#### Requirement
Look for the string "Research" in the listing below and copy every line in which it appears.

=== Section Start ===

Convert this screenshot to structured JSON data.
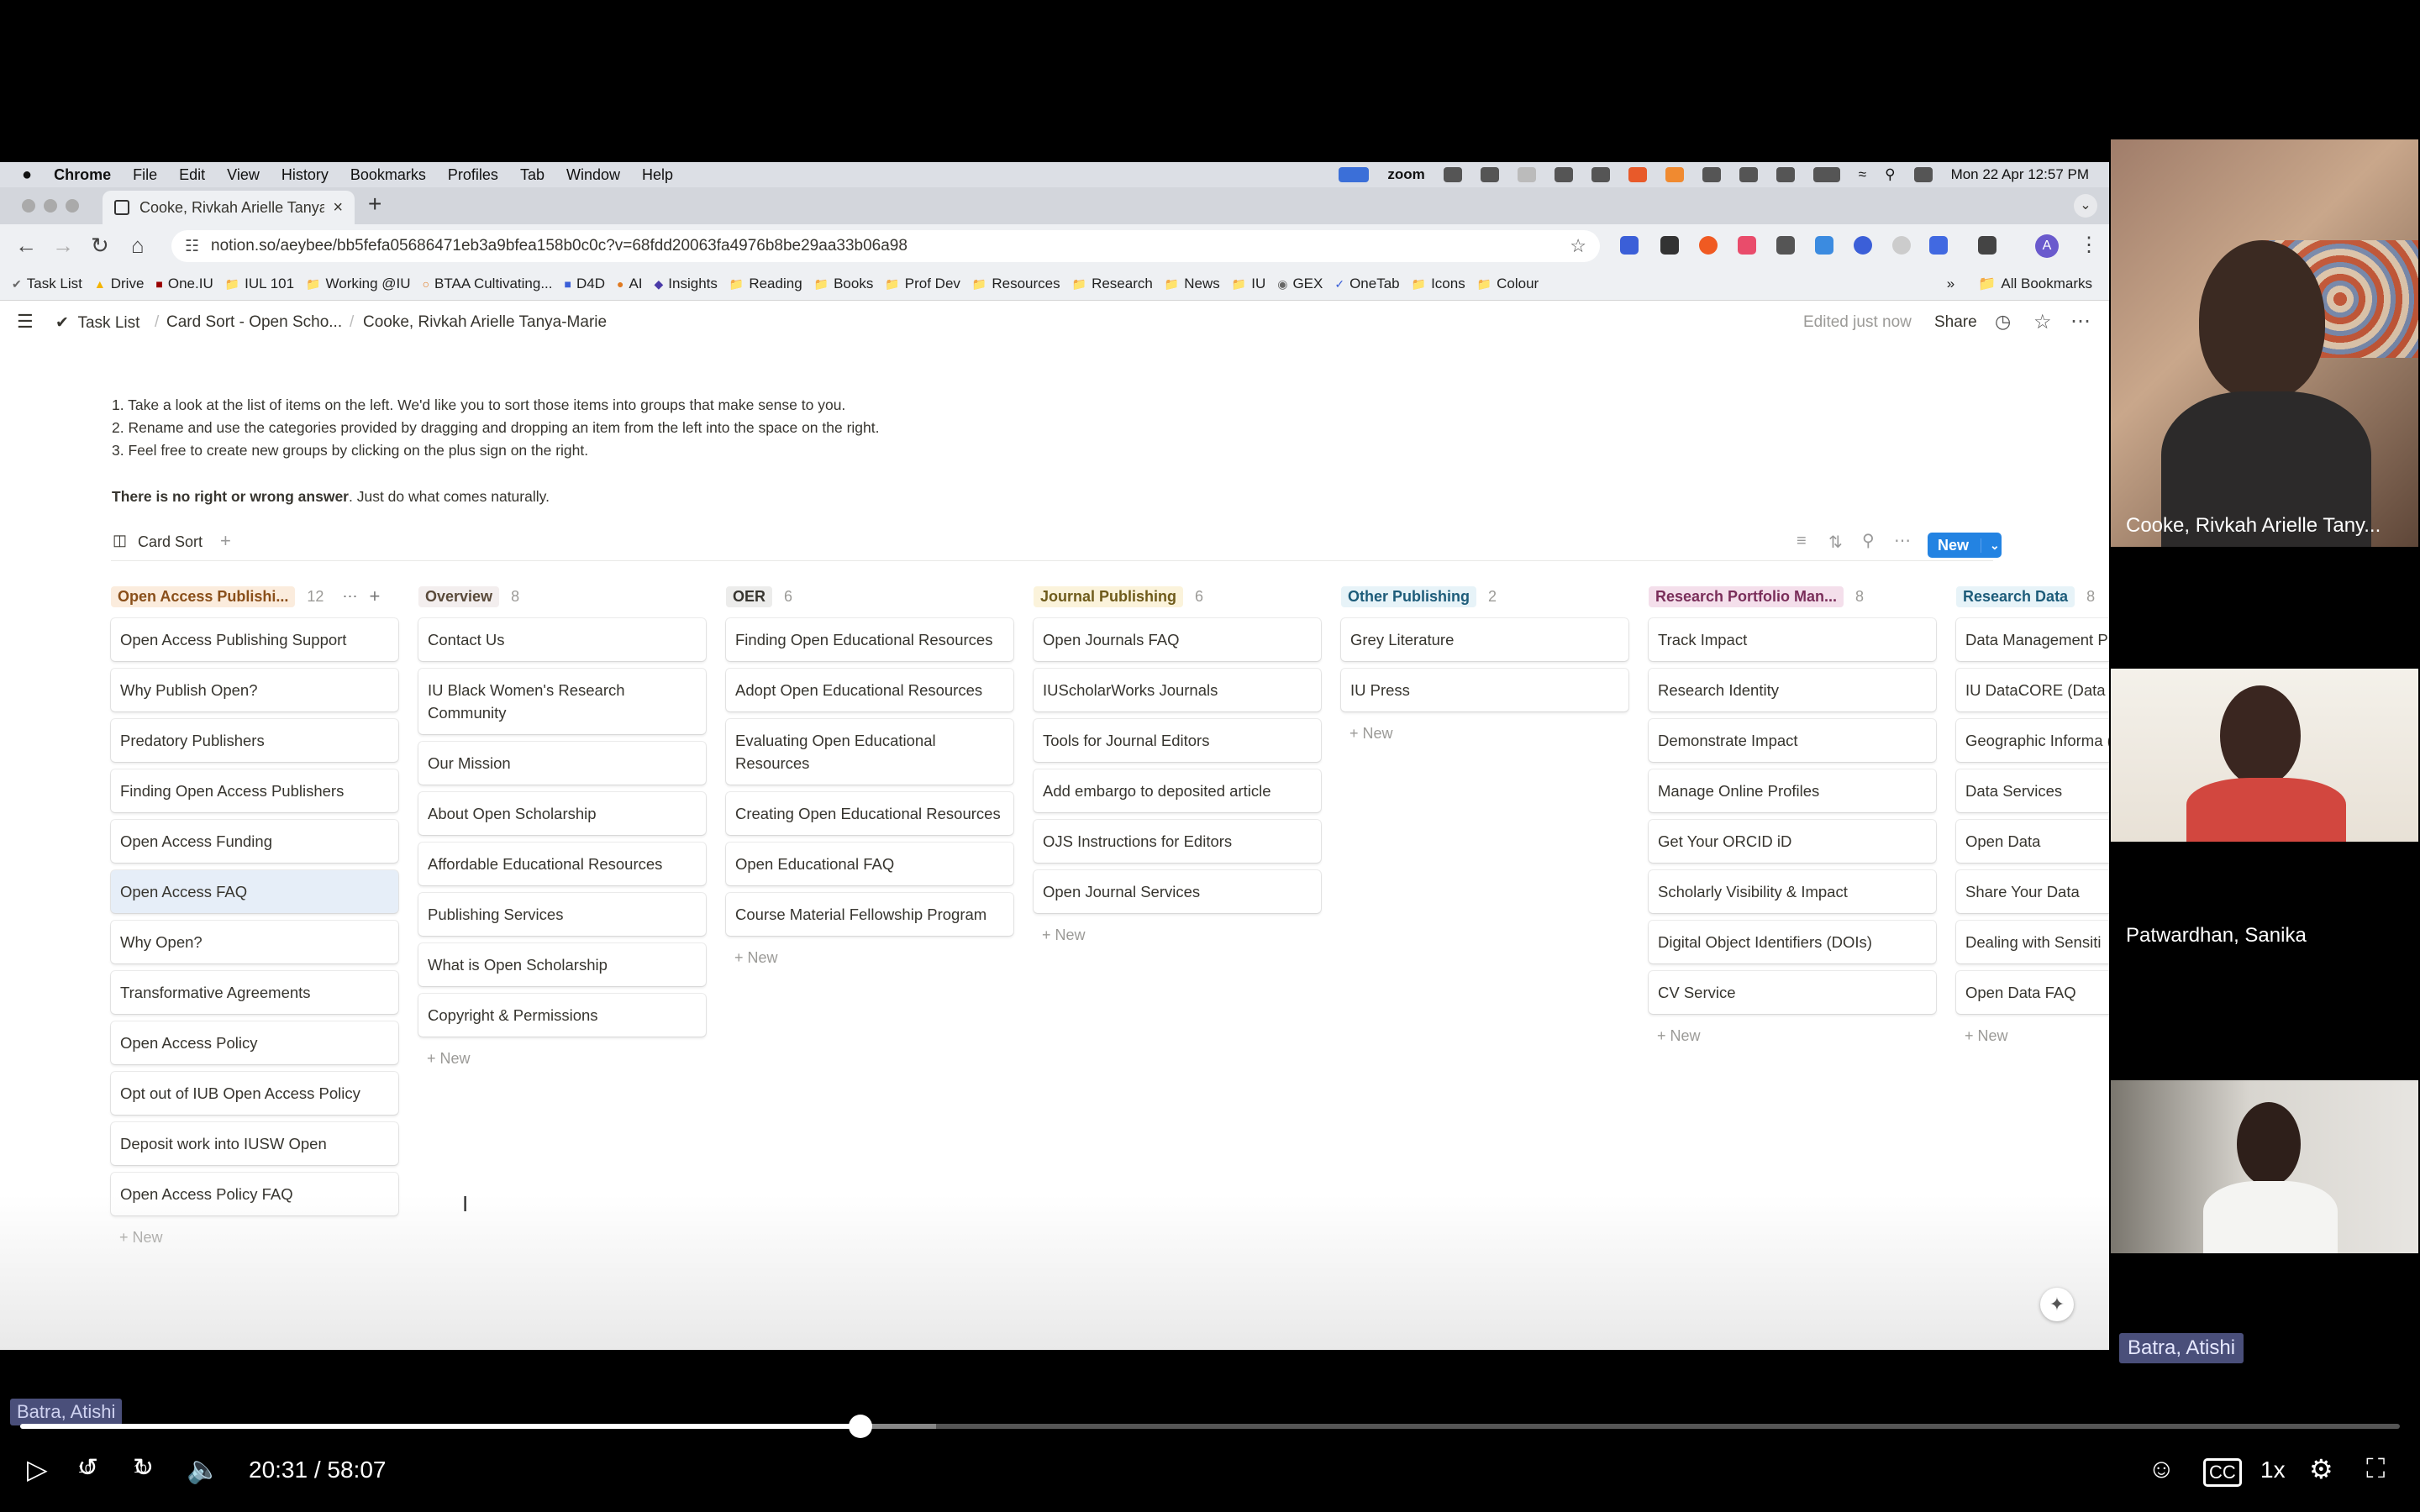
{
  "menubar": {
    "apple": "",
    "app": "Chrome",
    "items": [
      "File",
      "Edit",
      "View",
      "History",
      "Bookmarks",
      "Profiles",
      "Tab",
      "Window",
      "Help"
    ],
    "zoom": "zoom",
    "datetime": "Mon 22 Apr  12:57 PM"
  },
  "browser": {
    "tab_title": "Cooke, Rivkah Arielle Tanya-",
    "url": "notion.so/aeybee/bb5fefa05686471eb3a9bfea158b0c0c?v=68fdd20063fa4976b8be29aa33b06a98",
    "avatar": "A",
    "bookmarks": [
      "Task List",
      "Drive",
      "One.IU",
      "IUL 101",
      "Working @IU",
      "BTAA Cultivating...",
      "D4D",
      "AI",
      "Insights",
      "Reading",
      "Books",
      "Prof Dev",
      "Resources",
      "Research",
      "News",
      "IU",
      "GEX",
      "OneTab",
      "Icons",
      "Colour"
    ],
    "all_bookmarks": "All Bookmarks"
  },
  "notion": {
    "breadcrumb": [
      "Task List",
      "Card Sort - Open Scho...",
      "Cooke, Rivkah Arielle Tanya-Marie"
    ],
    "edited": "Edited just now",
    "share": "Share",
    "instructions": [
      "1. Take a look at the list of items on the left. We'd like you to sort those items into groups that make sense to you.",
      "2. Rename and use the categories provided by dragging and dropping an item from the left into the space on the right.",
      "3. Feel free to create new groups by clicking on the plus sign on the right."
    ],
    "note_bold": "There is no right or wrong answer",
    "note_rest": ". Just do what comes naturally.",
    "view_name": "Card Sort",
    "new_button": "New",
    "add_new": "New",
    "columns": [
      {
        "title": "Open Access Publishi...",
        "count": "12",
        "color": "#fbecdd",
        "text": "#8a4f1a",
        "cards": [
          "Open Access Publishing Support",
          "Why Publish Open?",
          "Predatory Publishers",
          "Finding Open Access Publishers",
          "Open Access Funding",
          "Open Access FAQ",
          "Why Open?",
          "Transformative Agreements",
          "Open Access Policy",
          "Opt out of IUB Open Access Policy",
          "Deposit work into IUSW Open",
          "Open Access Policy FAQ"
        ]
      },
      {
        "title": "Overview",
        "count": "8",
        "color": "#f3eeee",
        "text": "#5a4a3a",
        "cards": [
          "Contact Us",
          "IU Black Women's Research Community",
          "Our Mission",
          "About Open Scholarship",
          "Affordable Educational Resources",
          "Publishing Services",
          "What is Open Scholarship",
          "Copyright & Permissions"
        ]
      },
      {
        "title": "OER",
        "count": "6",
        "color": "#ececeb",
        "text": "#37352f",
        "cards": [
          "Finding Open Educational Resources",
          "Adopt Open Educational Resources",
          "Evaluating Open Educational Resources",
          "Creating Open Educational Resources",
          "Open Educational FAQ",
          "Course Material Fellowship Program"
        ]
      },
      {
        "title": "Journal Publishing",
        "count": "6",
        "color": "#fbf3db",
        "text": "#6f5b1b",
        "cards": [
          "Open Journals FAQ",
          "IUScholarWorks Journals",
          "Tools for Journal Editors",
          "Add embargo to deposited article",
          "OJS Instructions for Editors",
          "Open Journal Services"
        ]
      },
      {
        "title": "Other Publishing",
        "count": "2",
        "color": "#e7f3f8",
        "text": "#1d5c7a",
        "cards": [
          "Grey Literature",
          "IU Press"
        ]
      },
      {
        "title": "Research Portfolio Man...",
        "count": "8",
        "color": "#f4dfeb",
        "text": "#7a2e5a",
        "cards": [
          "Track Impact",
          "Research Identity",
          "Demonstrate Impact",
          "Manage Online Profiles",
          "Get Your ORCID iD",
          "Scholarly Visibility & Impact",
          "Digital Object Identifiers (DOIs)",
          "CV Service"
        ]
      },
      {
        "title": "Research Data",
        "count": "8",
        "color": "#e7f3f8",
        "text": "#1d5c7a",
        "cards": [
          "Data Management P",
          "IU DataCORE (Data",
          "Geographic Informa (GIS) Services",
          "Data Services",
          "Open Data",
          "Share Your Data",
          "Dealing with Sensiti",
          "Open Data FAQ"
        ]
      }
    ]
  },
  "participants": [
    {
      "name": "Cooke, Rivkah Arielle Tany..."
    },
    {
      "name": "Patwardhan, Sanika"
    },
    {
      "name": "Batra, Atishi"
    }
  ],
  "player": {
    "speaker": "Batra, Atishi",
    "time": "20:31 / 58:07",
    "progress": 0.353,
    "speed": "1x",
    "skip": "10"
  }
}
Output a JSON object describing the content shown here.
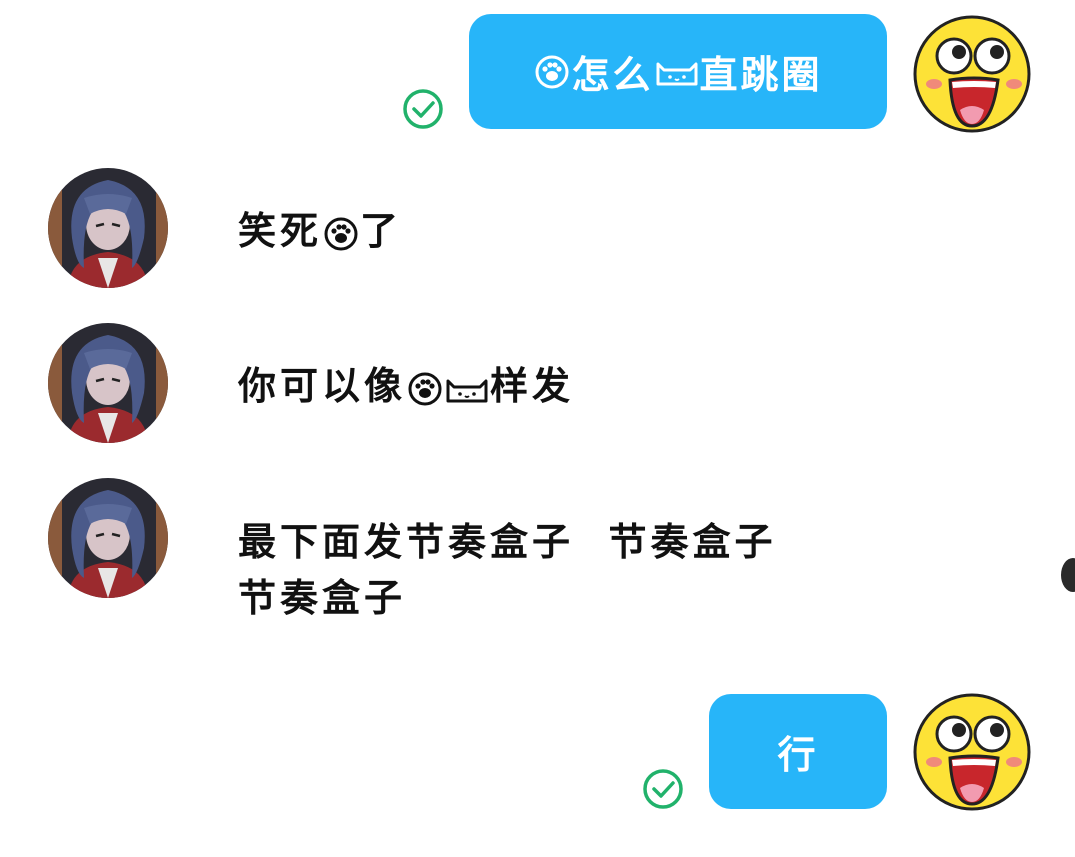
{
  "messages": [
    {
      "direction": "out",
      "text_before": "",
      "text_emoji": "",
      "text": "怎么",
      "text_after": "直跳圈",
      "status": "sent"
    },
    {
      "direction": "in",
      "text": "笑死",
      "text_after": "了"
    },
    {
      "direction": "in",
      "text": "你可以像",
      "text_after": "样发"
    },
    {
      "direction": "in",
      "line1": "最下面发节奏盒子  节奏盒子",
      "line2": "节奏盒子"
    },
    {
      "direction": "out",
      "text": "行",
      "status": "sent"
    }
  ],
  "colors": {
    "bubble_out": "#27b5f9",
    "text_in": "#111111",
    "check": "#21b26b"
  },
  "icons": {
    "paw": "paw-emoji-icon",
    "cat": "cat-face-emoji-icon",
    "check": "check-circle-icon",
    "avatar_self": "laughing-face-avatar",
    "avatar_other": "anime-character-avatar"
  }
}
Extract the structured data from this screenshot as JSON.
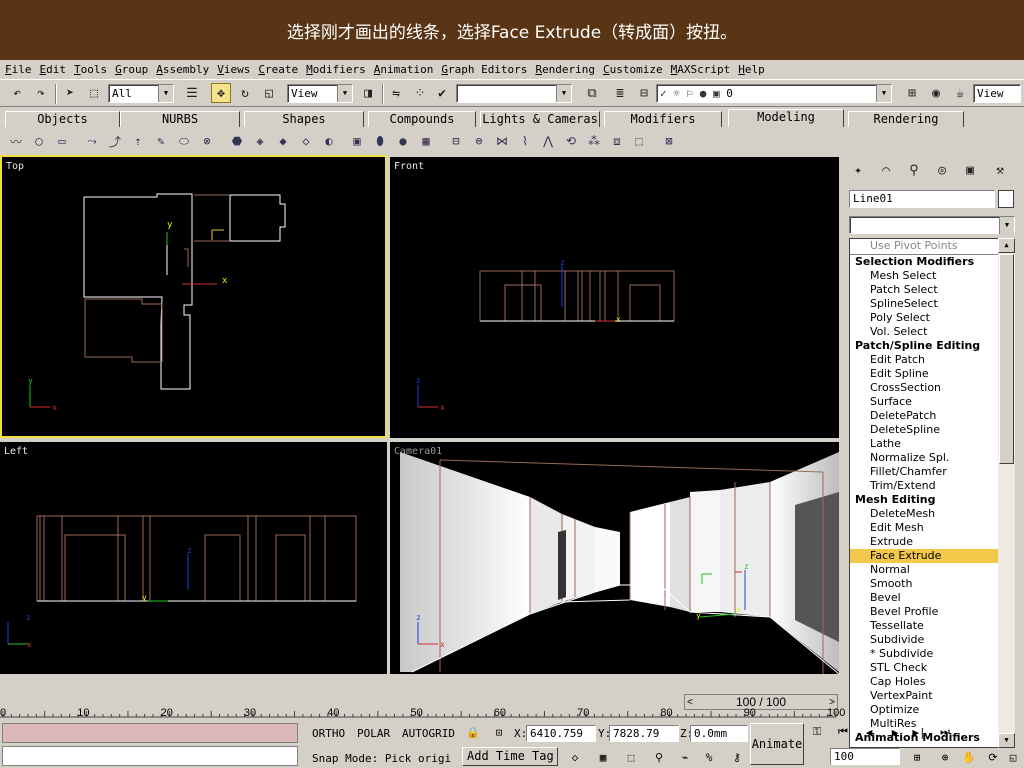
{
  "banner": {
    "text": "选择刚才画出的线条，选择Face Extrude（转成面）按扭。"
  },
  "menu": [
    "File",
    "Edit",
    "Tools",
    "Group",
    "Assembly",
    "Views",
    "Create",
    "Modifiers",
    "Animation",
    "Graph Editors",
    "Rendering",
    "Customize",
    "MAXScript",
    "Help"
  ],
  "toolbar": {
    "selection_filter": "All",
    "ref_coord": "View",
    "named_selection": "",
    "layer": "0",
    "render_type": "View"
  },
  "tabs": [
    "Objects",
    "NURBS",
    "Shapes",
    "Compounds",
    "Lights & Cameras",
    "Modifiers",
    "Modeling",
    "Rendering"
  ],
  "active_tab": "Modeling",
  "viewports": {
    "top": "Top",
    "front": "Front",
    "left": "Left",
    "camera": "Camera01"
  },
  "command_panel": {
    "object_name": "Line01",
    "modifier_list_value": "",
    "object_color": "#ffffff",
    "list": [
      {
        "label": "Use Pivot Points",
        "kind": "dim"
      },
      {
        "label": "Selection Modifiers",
        "kind": "header"
      },
      {
        "label": "Mesh Select",
        "kind": "item"
      },
      {
        "label": "Patch Select",
        "kind": "item"
      },
      {
        "label": "SplineSelect",
        "kind": "item"
      },
      {
        "label": "Poly Select",
        "kind": "item"
      },
      {
        "label": "Vol. Select",
        "kind": "item"
      },
      {
        "label": "Patch/Spline Editing",
        "kind": "header"
      },
      {
        "label": "Edit Patch",
        "kind": "item"
      },
      {
        "label": "Edit Spline",
        "kind": "item"
      },
      {
        "label": "CrossSection",
        "kind": "item"
      },
      {
        "label": "Surface",
        "kind": "item"
      },
      {
        "label": "DeletePatch",
        "kind": "item"
      },
      {
        "label": "DeleteSpline",
        "kind": "item"
      },
      {
        "label": "Lathe",
        "kind": "item"
      },
      {
        "label": "Normalize Spl.",
        "kind": "item"
      },
      {
        "label": "Fillet/Chamfer",
        "kind": "item"
      },
      {
        "label": "Trim/Extend",
        "kind": "item"
      },
      {
        "label": "Mesh Editing",
        "kind": "header"
      },
      {
        "label": "DeleteMesh",
        "kind": "item"
      },
      {
        "label": "Edit Mesh",
        "kind": "item"
      },
      {
        "label": "Extrude",
        "kind": "item"
      },
      {
        "label": "Face Extrude",
        "kind": "selected"
      },
      {
        "label": "Normal",
        "kind": "item"
      },
      {
        "label": "Smooth",
        "kind": "item"
      },
      {
        "label": "Bevel",
        "kind": "item"
      },
      {
        "label": "Bevel Profile",
        "kind": "item"
      },
      {
        "label": "Tessellate",
        "kind": "item"
      },
      {
        "label": "Subdivide",
        "kind": "item"
      },
      {
        "label": "* Subdivide",
        "kind": "item"
      },
      {
        "label": "STL Check",
        "kind": "item"
      },
      {
        "label": "Cap Holes",
        "kind": "item"
      },
      {
        "label": "VertexPaint",
        "kind": "item"
      },
      {
        "label": "Optimize",
        "kind": "item"
      },
      {
        "label": "MultiRes",
        "kind": "item"
      },
      {
        "label": "Animation Modifiers",
        "kind": "header"
      }
    ]
  },
  "timeline": {
    "frame_display": "100 / 100",
    "ticks": [
      "0",
      "10",
      "20",
      "30",
      "40",
      "50",
      "60",
      "70",
      "80",
      "90",
      "100"
    ]
  },
  "status": {
    "ortho": "ORTHO",
    "polar": "POLAR",
    "autogrid": "AUTOGRID",
    "x_label": "X:",
    "x_value": "6410.759",
    "y_label": "Y:",
    "y_value": "7828.79",
    "z_label": "Z:",
    "z_value": "0.0mm",
    "prompt": "Snap Mode: Pick origi",
    "add_time_tag": "Add Time Tag",
    "animate": "Animate",
    "frame_field": "100"
  },
  "colors": {
    "banner_bg": "#5a3515",
    "active_viewport_border": "#f0e040",
    "selected_item_bg": "#f3c74a",
    "wire_white": "#ffffff",
    "wire_brown": "#9a6a5a"
  }
}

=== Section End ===

#### Result for this exercise
      "Research",
          "IU Black Women's Research Community",
        "title": "Research Portfolio Man...",
          "Research Identity",
        "title": "Research Data",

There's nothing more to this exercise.